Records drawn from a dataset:
########################################

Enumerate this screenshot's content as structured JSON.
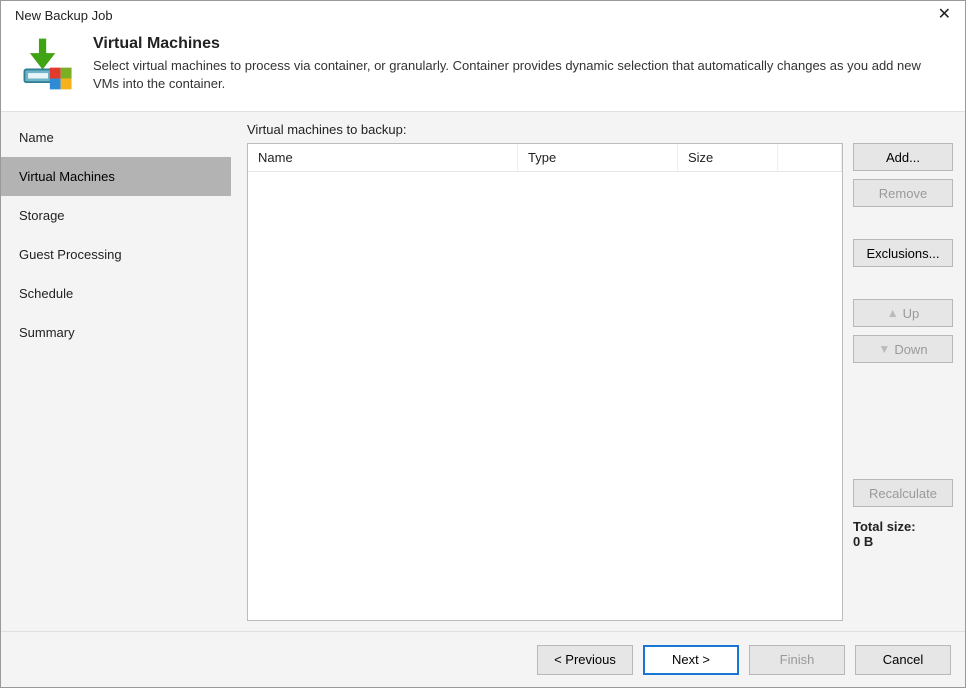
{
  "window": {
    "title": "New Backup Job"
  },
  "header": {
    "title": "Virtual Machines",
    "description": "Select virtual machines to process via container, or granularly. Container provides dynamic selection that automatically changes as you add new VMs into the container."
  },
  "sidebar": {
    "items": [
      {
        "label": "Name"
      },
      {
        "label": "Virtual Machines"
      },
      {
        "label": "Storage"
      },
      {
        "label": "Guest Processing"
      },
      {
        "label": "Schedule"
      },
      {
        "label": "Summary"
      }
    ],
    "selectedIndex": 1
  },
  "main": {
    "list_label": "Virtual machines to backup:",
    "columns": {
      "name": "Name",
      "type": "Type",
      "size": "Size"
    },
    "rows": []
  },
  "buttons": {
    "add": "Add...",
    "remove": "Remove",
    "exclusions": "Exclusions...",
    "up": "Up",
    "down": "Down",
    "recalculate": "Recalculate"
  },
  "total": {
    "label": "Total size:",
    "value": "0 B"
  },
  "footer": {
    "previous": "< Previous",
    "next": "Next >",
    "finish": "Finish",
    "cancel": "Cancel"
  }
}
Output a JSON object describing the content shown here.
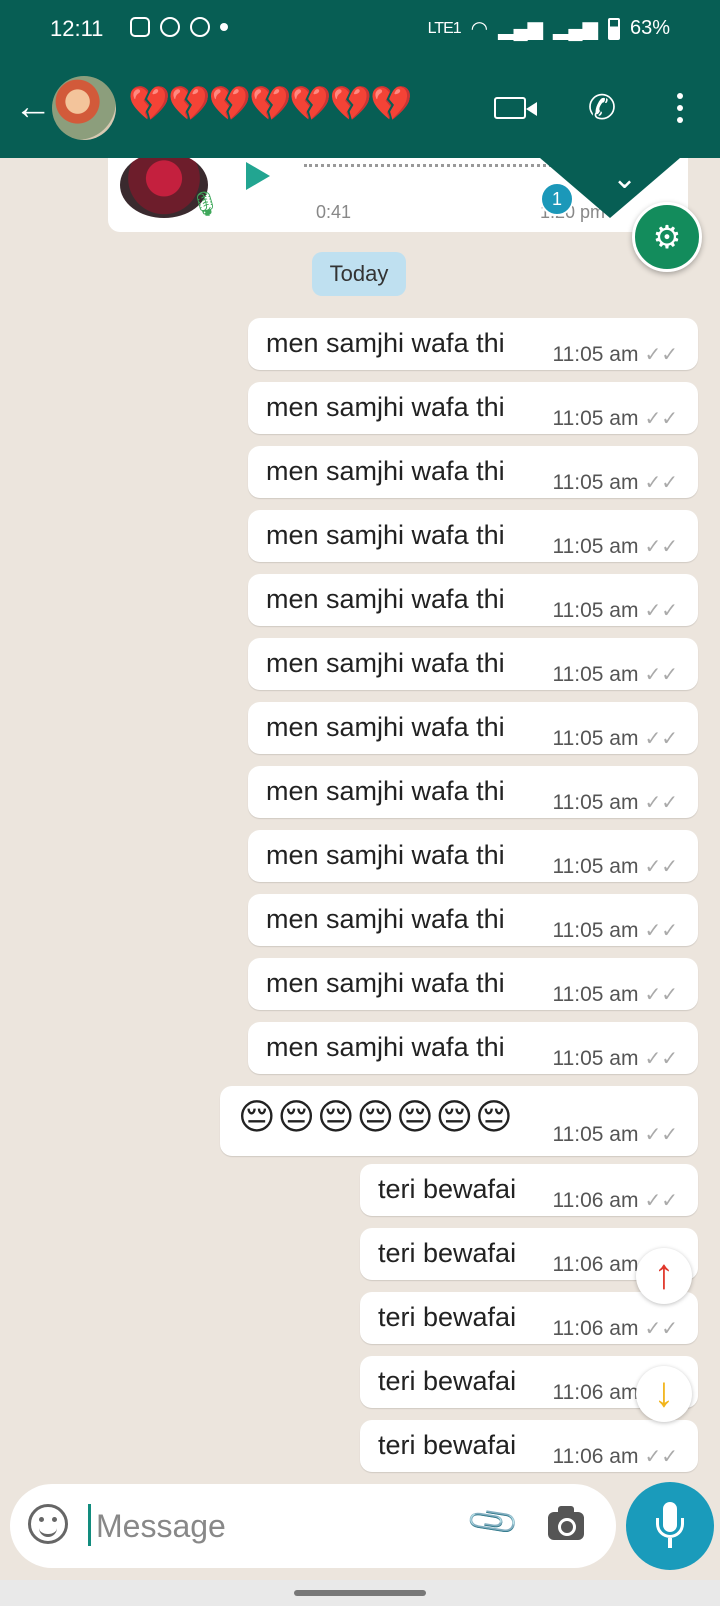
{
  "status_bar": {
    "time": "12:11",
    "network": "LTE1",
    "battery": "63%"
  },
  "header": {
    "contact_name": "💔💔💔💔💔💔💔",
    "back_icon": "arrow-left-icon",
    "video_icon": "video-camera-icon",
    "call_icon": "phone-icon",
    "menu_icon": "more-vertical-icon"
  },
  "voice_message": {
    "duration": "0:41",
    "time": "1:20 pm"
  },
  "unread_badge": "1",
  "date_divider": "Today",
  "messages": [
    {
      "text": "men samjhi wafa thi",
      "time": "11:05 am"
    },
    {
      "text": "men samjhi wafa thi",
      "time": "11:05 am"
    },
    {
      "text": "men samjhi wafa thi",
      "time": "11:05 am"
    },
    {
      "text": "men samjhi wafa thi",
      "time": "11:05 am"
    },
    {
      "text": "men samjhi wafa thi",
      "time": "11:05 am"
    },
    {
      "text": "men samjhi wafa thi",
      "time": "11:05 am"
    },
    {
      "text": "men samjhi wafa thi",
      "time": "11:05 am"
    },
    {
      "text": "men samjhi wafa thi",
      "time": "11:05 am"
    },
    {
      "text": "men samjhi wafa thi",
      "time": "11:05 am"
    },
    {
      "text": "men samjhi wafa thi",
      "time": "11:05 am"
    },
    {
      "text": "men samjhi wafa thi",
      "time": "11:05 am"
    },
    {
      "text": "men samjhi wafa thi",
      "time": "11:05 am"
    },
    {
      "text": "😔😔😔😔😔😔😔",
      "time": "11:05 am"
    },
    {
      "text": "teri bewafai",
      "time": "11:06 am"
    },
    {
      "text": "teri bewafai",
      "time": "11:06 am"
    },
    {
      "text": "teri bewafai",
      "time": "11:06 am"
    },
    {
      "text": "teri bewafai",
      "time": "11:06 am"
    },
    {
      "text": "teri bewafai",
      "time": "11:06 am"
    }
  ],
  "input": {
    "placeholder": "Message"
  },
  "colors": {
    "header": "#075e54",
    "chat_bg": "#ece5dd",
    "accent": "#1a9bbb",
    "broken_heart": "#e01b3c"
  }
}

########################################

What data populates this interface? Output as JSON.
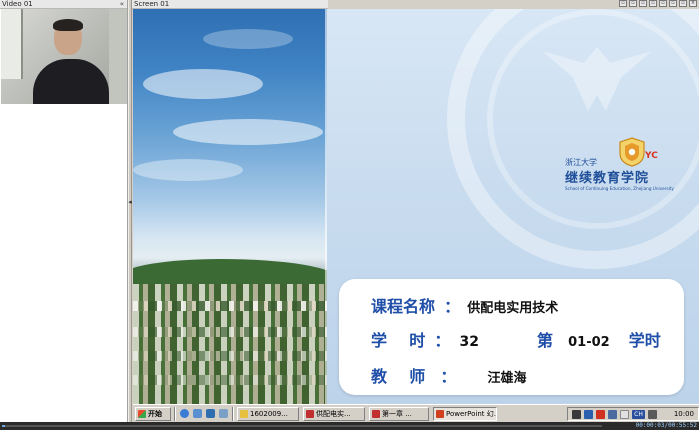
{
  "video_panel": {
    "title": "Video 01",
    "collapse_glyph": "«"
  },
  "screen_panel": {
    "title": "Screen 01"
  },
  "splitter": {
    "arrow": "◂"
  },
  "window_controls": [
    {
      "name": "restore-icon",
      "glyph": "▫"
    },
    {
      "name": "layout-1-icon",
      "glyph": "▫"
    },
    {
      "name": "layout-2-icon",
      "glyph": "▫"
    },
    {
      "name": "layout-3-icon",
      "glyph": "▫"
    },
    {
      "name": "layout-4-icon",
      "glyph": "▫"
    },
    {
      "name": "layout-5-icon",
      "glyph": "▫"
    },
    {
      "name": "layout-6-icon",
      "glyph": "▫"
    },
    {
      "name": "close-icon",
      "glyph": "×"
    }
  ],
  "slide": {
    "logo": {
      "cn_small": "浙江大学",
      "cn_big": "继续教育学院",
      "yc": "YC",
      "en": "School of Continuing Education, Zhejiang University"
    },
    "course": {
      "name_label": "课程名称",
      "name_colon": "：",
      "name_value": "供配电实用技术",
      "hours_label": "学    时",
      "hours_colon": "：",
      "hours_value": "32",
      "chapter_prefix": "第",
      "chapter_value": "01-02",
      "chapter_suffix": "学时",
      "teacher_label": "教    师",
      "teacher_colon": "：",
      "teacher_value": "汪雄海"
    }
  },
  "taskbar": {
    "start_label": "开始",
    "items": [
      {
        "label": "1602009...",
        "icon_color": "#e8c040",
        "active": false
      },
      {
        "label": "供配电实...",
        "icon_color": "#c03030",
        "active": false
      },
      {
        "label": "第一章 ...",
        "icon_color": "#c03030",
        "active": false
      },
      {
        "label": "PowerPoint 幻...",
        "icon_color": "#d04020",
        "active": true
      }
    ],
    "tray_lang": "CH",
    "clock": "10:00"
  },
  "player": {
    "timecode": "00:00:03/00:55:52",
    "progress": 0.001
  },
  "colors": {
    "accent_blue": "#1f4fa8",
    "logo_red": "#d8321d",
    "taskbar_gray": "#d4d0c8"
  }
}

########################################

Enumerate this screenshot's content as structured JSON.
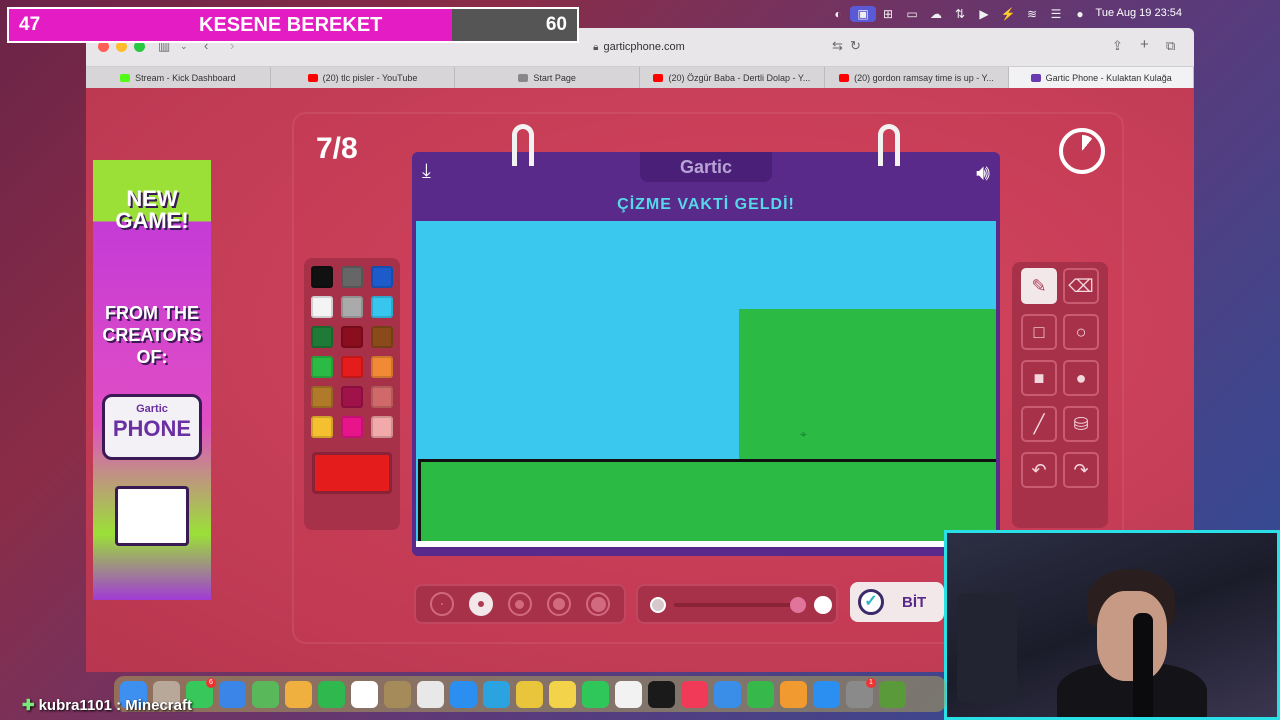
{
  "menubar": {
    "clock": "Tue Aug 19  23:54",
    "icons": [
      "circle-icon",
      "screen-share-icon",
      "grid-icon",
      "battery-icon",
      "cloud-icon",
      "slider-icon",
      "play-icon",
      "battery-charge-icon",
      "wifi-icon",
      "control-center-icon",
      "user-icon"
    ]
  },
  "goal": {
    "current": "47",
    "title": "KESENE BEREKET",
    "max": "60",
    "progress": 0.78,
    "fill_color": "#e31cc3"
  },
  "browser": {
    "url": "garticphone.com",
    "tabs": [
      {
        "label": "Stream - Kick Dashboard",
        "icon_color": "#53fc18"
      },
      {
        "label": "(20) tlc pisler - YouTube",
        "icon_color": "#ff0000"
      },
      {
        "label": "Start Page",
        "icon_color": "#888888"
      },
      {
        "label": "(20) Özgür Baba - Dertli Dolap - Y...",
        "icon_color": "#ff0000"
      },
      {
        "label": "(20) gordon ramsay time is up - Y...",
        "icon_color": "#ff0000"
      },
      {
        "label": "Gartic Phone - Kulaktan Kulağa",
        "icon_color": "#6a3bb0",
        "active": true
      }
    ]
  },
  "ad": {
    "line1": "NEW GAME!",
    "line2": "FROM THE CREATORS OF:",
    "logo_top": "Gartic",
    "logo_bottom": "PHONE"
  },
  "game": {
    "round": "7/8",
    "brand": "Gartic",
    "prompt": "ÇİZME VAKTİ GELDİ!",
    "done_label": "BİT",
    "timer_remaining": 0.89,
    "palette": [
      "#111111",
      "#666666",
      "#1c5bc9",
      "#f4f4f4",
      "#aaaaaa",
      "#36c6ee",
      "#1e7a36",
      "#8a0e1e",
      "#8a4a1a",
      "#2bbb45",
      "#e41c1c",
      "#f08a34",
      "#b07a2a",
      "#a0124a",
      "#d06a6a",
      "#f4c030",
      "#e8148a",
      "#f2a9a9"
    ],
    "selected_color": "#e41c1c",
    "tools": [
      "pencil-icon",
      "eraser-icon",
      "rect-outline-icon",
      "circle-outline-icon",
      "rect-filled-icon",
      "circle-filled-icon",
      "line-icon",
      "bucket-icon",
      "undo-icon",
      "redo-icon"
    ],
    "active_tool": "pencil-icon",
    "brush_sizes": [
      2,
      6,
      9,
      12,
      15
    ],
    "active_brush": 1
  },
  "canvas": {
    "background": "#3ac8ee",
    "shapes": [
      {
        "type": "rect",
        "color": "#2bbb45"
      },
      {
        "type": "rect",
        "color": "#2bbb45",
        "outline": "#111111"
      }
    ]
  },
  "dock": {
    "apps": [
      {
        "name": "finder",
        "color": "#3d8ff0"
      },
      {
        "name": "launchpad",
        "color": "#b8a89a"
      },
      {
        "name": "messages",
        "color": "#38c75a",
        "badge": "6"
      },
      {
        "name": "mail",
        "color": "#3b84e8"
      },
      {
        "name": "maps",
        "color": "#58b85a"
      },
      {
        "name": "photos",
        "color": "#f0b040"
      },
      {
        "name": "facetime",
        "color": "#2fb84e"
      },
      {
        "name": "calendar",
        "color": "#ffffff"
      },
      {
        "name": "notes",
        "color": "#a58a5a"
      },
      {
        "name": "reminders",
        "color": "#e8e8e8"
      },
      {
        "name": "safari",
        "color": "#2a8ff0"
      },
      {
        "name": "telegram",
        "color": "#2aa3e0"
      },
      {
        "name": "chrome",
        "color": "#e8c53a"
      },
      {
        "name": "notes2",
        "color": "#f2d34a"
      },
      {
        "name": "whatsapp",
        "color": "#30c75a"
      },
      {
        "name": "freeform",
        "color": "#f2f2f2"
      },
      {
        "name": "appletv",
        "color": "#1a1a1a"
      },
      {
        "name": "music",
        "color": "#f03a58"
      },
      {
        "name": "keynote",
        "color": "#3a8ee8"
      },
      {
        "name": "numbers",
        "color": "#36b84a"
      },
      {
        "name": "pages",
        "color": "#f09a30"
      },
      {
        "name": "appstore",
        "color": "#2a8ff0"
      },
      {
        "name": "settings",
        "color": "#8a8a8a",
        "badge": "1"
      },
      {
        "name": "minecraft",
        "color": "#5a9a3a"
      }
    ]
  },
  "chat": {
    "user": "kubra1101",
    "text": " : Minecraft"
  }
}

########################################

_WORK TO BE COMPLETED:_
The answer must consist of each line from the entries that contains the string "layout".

_TASK SOLUTION:_
      "name": "layout-1-icon",
      "name": "layout-2-icon",
      "name": "layout-3-icon",
      "name": "layout-4-icon",
      "name": "layout-5-icon",
      "name": "layout-6-icon",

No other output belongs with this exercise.